THE PROBLEM: Find the string "男性NA" in the entries and copy each line that has it.

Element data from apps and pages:
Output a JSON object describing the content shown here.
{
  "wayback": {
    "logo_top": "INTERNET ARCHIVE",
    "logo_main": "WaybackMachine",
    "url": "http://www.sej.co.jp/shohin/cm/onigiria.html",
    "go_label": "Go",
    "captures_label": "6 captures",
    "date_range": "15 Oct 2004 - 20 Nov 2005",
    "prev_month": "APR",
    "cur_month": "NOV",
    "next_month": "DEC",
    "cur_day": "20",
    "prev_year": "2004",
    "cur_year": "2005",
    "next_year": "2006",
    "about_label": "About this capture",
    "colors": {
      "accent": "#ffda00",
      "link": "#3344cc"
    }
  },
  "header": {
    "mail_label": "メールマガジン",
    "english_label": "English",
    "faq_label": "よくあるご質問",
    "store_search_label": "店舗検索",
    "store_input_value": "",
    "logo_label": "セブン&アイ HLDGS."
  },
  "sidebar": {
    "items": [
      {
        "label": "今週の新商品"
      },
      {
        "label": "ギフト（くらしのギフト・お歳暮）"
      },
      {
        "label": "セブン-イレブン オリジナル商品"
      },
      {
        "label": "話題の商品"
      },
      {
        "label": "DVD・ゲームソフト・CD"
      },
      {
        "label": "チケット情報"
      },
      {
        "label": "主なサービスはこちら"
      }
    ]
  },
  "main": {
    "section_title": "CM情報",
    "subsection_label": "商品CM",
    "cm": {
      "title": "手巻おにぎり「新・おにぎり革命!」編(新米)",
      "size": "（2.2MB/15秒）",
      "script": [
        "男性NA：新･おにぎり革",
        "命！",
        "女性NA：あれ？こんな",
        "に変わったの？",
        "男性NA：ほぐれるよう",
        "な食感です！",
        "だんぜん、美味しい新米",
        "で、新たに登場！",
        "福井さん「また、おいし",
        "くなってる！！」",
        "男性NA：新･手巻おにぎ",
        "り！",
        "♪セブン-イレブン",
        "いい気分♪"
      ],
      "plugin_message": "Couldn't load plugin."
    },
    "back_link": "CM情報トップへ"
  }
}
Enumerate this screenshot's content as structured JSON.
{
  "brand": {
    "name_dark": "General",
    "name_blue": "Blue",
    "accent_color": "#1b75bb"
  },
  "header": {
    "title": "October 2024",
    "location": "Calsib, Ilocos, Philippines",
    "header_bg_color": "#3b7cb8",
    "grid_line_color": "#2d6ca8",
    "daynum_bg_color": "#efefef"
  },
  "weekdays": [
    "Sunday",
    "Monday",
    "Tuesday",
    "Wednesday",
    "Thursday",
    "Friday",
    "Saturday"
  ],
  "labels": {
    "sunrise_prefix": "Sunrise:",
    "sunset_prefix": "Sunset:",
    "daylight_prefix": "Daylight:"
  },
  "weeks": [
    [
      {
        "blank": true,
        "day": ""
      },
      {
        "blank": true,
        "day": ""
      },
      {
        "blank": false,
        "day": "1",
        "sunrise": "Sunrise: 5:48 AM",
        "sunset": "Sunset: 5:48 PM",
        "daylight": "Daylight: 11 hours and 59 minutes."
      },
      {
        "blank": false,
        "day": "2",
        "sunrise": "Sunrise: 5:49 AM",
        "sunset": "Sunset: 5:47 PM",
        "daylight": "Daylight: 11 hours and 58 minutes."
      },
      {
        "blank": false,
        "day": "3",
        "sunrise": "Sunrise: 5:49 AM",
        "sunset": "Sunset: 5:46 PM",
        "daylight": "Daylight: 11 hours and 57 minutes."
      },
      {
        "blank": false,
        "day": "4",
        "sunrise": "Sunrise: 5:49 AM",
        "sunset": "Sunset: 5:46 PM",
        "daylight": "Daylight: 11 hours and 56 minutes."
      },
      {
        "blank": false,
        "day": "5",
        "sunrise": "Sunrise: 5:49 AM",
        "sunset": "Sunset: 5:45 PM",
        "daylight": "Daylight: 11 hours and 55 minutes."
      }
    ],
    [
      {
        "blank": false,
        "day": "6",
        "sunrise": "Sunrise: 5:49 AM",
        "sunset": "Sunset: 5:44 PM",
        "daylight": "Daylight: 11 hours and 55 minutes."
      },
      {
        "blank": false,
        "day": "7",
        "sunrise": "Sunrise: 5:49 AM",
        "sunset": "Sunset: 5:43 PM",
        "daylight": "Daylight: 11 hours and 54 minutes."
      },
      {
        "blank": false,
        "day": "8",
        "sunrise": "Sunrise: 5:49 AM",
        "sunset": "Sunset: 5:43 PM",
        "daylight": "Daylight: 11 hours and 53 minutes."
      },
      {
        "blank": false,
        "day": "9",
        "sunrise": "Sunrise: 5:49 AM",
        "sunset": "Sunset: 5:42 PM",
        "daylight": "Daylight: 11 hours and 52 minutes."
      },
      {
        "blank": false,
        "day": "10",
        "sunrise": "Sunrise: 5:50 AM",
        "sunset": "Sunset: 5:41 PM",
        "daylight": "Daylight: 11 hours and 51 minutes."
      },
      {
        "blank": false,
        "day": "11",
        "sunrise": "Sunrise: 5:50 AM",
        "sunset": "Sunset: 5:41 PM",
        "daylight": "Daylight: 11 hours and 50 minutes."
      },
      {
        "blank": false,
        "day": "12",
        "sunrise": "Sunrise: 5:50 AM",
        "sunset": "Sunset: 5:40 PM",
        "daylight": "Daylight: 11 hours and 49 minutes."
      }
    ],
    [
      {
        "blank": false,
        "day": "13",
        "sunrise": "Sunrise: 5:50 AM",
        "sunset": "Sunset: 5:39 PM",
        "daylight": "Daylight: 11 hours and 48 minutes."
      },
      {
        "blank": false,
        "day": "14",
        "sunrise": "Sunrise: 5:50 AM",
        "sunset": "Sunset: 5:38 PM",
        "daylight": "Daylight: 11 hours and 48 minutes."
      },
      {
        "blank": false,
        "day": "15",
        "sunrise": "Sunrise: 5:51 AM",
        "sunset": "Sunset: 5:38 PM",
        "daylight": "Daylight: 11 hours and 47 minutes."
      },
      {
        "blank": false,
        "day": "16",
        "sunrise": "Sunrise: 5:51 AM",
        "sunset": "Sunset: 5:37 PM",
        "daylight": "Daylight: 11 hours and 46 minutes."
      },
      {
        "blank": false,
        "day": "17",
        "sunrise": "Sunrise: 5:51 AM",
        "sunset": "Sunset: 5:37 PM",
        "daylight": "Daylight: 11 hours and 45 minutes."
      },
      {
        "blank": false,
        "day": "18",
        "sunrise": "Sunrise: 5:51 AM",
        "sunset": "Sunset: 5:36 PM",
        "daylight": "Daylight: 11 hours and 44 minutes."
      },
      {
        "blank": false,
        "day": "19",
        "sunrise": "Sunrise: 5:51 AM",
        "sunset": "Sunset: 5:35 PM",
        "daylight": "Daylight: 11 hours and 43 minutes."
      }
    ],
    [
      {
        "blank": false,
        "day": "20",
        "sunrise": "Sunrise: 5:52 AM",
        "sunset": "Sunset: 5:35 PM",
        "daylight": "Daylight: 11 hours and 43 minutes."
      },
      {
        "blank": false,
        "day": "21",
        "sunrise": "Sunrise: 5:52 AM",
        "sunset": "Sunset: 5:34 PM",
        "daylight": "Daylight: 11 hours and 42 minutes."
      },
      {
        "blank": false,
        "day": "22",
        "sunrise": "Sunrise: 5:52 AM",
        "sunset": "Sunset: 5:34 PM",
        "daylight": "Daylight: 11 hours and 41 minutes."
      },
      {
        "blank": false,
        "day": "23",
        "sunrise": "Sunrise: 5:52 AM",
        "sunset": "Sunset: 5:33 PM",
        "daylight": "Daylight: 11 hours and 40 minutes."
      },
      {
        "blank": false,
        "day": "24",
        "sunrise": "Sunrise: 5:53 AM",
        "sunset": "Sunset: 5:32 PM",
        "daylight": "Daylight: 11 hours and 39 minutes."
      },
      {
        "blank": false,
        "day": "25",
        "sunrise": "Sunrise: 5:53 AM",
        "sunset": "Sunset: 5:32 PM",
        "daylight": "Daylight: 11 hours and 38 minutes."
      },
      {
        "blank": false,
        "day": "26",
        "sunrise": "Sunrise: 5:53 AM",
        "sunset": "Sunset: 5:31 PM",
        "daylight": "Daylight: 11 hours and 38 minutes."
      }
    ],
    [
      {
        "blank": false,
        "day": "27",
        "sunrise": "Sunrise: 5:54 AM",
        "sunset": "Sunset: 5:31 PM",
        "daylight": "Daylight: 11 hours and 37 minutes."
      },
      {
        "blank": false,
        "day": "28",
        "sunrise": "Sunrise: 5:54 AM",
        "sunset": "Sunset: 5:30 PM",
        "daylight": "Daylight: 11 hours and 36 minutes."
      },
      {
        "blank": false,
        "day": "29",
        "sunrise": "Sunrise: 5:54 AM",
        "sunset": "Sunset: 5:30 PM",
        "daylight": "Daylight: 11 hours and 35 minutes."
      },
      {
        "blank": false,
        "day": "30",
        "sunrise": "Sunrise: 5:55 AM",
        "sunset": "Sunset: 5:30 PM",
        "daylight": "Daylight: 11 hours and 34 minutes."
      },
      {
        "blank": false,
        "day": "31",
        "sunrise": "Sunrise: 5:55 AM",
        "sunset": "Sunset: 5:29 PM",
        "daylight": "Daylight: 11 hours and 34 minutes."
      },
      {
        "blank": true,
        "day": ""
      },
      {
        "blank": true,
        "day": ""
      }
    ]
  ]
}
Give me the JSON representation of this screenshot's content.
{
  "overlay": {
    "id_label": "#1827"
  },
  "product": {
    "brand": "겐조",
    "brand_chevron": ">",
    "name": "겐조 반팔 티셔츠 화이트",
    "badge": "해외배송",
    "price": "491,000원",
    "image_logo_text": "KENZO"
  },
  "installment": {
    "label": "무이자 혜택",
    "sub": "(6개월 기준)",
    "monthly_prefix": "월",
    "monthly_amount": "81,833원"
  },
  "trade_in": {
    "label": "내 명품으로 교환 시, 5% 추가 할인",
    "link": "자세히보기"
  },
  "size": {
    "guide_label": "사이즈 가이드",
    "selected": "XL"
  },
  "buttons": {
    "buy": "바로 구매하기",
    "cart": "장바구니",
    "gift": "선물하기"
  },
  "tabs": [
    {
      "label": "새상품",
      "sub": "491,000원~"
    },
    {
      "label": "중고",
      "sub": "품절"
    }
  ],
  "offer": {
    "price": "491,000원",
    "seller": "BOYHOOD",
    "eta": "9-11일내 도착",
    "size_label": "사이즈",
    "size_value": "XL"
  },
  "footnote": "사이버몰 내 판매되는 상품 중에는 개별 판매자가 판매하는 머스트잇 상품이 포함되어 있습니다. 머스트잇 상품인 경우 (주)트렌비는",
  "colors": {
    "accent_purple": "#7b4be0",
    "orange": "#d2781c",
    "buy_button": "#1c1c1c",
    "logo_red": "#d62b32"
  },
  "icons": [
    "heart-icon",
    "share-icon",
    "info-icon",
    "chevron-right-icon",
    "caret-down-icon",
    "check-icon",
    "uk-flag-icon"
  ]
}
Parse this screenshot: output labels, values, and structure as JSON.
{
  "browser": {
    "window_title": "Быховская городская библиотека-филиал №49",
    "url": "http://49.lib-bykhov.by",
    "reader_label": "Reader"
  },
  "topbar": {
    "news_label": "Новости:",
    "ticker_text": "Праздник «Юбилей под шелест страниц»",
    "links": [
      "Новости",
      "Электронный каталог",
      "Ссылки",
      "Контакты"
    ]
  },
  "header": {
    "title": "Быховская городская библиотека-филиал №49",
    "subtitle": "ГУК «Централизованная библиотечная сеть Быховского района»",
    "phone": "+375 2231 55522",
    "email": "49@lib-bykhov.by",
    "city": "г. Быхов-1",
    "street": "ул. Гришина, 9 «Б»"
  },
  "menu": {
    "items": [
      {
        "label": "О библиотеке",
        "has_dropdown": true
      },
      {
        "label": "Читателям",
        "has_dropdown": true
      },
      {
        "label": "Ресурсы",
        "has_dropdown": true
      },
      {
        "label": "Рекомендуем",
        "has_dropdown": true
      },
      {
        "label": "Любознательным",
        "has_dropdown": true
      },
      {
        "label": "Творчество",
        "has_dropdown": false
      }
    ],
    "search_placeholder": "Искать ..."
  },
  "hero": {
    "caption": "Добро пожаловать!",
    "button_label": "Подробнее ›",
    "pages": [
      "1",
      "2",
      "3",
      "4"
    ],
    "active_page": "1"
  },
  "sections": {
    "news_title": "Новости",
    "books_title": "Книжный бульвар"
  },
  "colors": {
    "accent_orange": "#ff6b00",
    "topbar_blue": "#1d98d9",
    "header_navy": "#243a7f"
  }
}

SOLVED EXERCISE:
        "男性NA：新･おにぎり革",
        "男性NA：ほぐれるよう",
        "男性NA：新･手巻おにぎ",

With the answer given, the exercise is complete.